## [WHAT TO DO]
Your answer is to be the count alone: the number of lines in the data below where "this" appears.

## [EXERCISE INPUT]
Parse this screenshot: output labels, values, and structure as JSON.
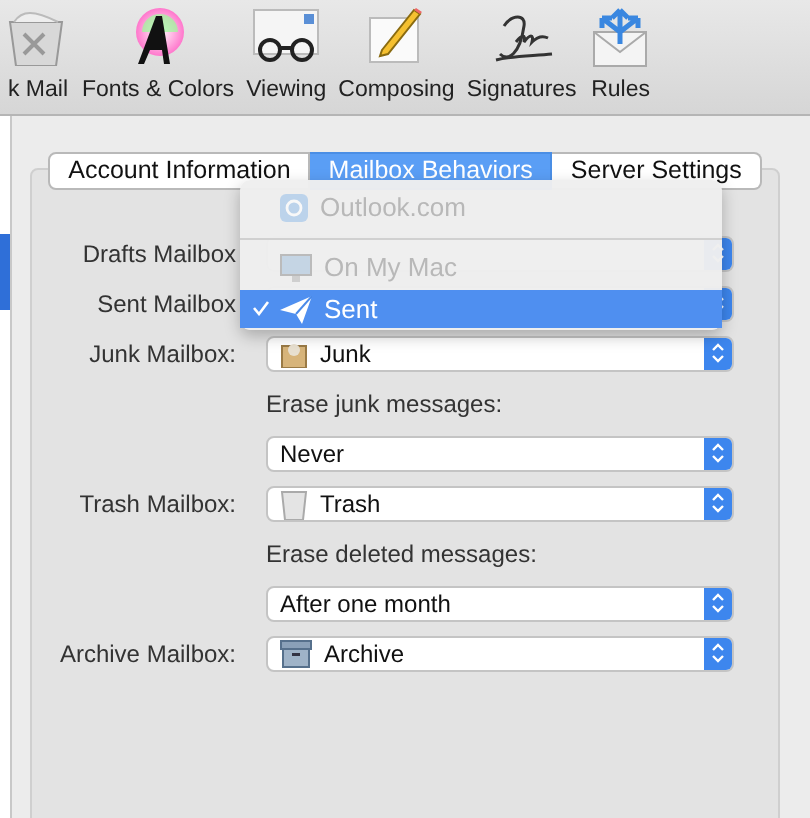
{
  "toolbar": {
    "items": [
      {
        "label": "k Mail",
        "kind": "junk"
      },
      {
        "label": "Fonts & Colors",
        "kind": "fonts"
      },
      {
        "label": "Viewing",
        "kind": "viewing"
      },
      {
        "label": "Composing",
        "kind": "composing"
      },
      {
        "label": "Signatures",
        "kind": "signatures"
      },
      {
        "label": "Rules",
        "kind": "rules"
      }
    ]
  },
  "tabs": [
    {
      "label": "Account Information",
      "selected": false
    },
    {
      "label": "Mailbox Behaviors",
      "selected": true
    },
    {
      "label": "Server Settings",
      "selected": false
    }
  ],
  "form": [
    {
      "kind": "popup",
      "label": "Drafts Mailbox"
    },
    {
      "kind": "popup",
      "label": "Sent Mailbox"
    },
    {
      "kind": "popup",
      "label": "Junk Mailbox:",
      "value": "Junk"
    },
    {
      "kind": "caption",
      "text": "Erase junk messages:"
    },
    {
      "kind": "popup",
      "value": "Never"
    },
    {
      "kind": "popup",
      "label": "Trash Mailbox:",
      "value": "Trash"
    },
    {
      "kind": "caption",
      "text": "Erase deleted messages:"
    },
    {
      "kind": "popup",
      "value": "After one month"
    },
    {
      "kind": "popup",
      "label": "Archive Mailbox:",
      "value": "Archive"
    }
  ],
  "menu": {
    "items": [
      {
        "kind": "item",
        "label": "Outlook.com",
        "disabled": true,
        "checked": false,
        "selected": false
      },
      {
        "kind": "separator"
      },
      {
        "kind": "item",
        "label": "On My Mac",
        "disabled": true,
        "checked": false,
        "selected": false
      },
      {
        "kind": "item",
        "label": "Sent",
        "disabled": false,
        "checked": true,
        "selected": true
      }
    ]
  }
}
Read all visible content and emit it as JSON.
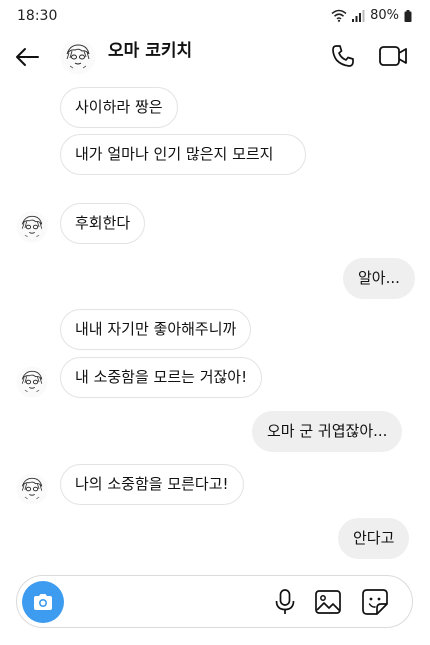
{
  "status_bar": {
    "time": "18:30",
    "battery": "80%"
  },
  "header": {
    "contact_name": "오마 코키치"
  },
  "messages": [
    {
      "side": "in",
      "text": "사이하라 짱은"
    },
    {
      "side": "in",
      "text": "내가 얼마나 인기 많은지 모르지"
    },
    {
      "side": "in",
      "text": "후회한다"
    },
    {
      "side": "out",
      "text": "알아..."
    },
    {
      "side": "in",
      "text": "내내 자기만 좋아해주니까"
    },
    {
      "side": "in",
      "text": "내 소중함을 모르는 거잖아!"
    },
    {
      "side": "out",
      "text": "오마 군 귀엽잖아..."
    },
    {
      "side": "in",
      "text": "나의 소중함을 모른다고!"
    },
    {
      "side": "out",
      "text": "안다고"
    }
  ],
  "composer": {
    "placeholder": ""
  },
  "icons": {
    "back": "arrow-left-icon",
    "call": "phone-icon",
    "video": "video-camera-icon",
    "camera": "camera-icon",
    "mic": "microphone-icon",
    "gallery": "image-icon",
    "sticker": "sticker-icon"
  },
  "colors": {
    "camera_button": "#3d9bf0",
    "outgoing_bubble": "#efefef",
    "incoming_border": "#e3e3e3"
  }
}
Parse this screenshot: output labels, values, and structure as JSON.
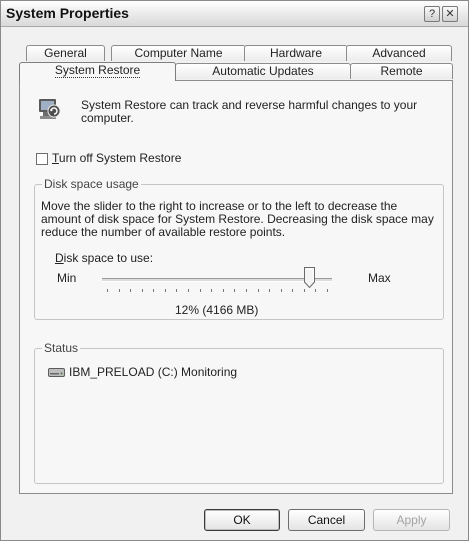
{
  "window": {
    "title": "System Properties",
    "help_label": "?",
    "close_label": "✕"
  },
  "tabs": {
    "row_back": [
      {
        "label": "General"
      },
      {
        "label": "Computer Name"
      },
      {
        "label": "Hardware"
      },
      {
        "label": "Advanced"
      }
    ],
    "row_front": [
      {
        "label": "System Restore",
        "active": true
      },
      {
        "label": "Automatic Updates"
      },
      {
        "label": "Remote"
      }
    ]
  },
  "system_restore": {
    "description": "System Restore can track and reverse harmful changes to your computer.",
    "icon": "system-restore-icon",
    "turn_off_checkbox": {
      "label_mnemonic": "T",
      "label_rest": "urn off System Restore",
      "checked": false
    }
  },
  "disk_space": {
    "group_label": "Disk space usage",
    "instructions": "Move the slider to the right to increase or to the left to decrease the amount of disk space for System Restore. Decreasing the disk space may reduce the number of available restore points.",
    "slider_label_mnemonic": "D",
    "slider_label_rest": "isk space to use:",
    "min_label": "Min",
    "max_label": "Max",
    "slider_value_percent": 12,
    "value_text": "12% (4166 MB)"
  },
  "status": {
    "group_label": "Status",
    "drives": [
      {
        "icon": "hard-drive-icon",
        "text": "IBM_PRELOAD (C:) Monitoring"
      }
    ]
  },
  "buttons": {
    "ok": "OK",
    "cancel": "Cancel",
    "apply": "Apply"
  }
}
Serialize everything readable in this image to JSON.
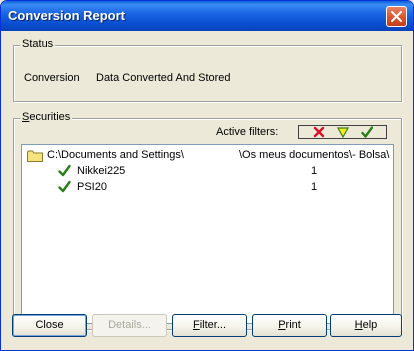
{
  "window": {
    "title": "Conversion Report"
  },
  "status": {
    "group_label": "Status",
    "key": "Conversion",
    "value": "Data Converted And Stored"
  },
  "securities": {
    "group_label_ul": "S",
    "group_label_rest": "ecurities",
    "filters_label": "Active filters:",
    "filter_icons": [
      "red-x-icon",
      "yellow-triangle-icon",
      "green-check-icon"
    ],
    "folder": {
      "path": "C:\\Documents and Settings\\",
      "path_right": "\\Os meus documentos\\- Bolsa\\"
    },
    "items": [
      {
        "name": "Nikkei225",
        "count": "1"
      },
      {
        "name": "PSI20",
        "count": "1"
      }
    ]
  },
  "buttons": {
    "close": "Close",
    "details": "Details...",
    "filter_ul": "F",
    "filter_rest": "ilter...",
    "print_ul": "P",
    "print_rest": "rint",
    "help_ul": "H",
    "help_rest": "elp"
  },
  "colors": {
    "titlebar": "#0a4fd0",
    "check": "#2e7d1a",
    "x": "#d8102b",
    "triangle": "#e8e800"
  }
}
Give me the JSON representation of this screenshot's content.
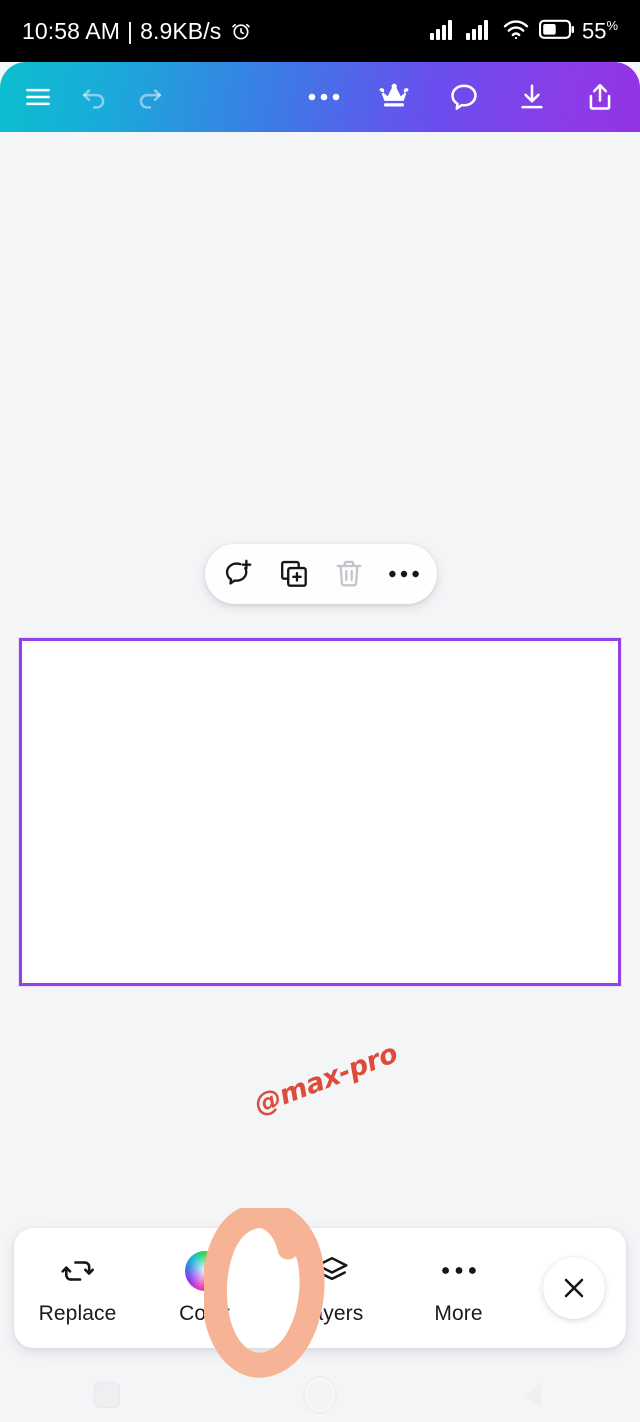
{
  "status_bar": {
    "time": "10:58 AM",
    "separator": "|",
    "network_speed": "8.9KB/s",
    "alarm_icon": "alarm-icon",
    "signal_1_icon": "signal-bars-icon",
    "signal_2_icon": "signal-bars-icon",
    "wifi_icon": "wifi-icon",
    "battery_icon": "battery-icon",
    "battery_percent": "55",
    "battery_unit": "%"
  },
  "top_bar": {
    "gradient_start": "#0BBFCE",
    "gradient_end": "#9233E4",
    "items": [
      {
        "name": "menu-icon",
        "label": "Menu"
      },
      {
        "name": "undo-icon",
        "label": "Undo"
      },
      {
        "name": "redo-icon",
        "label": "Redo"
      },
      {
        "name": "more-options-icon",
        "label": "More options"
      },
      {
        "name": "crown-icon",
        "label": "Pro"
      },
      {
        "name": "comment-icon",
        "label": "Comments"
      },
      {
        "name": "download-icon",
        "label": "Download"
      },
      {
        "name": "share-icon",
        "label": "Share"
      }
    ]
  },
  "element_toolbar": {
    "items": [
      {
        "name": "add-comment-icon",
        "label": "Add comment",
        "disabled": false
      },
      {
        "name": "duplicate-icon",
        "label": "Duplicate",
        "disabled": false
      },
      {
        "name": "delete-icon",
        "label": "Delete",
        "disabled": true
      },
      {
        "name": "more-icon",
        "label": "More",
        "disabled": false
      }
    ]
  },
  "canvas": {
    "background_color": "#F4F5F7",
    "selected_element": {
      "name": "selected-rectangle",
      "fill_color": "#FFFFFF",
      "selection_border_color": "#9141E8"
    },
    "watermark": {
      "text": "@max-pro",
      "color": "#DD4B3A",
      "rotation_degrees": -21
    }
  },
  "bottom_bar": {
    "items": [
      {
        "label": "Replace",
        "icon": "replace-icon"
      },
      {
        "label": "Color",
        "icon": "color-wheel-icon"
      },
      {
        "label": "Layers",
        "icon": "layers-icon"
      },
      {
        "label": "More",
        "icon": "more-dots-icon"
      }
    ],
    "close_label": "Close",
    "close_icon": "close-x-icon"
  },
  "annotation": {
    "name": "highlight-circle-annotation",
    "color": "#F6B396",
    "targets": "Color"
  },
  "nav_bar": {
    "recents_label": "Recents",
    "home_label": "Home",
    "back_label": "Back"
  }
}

## [RESPONSE BELOW]
4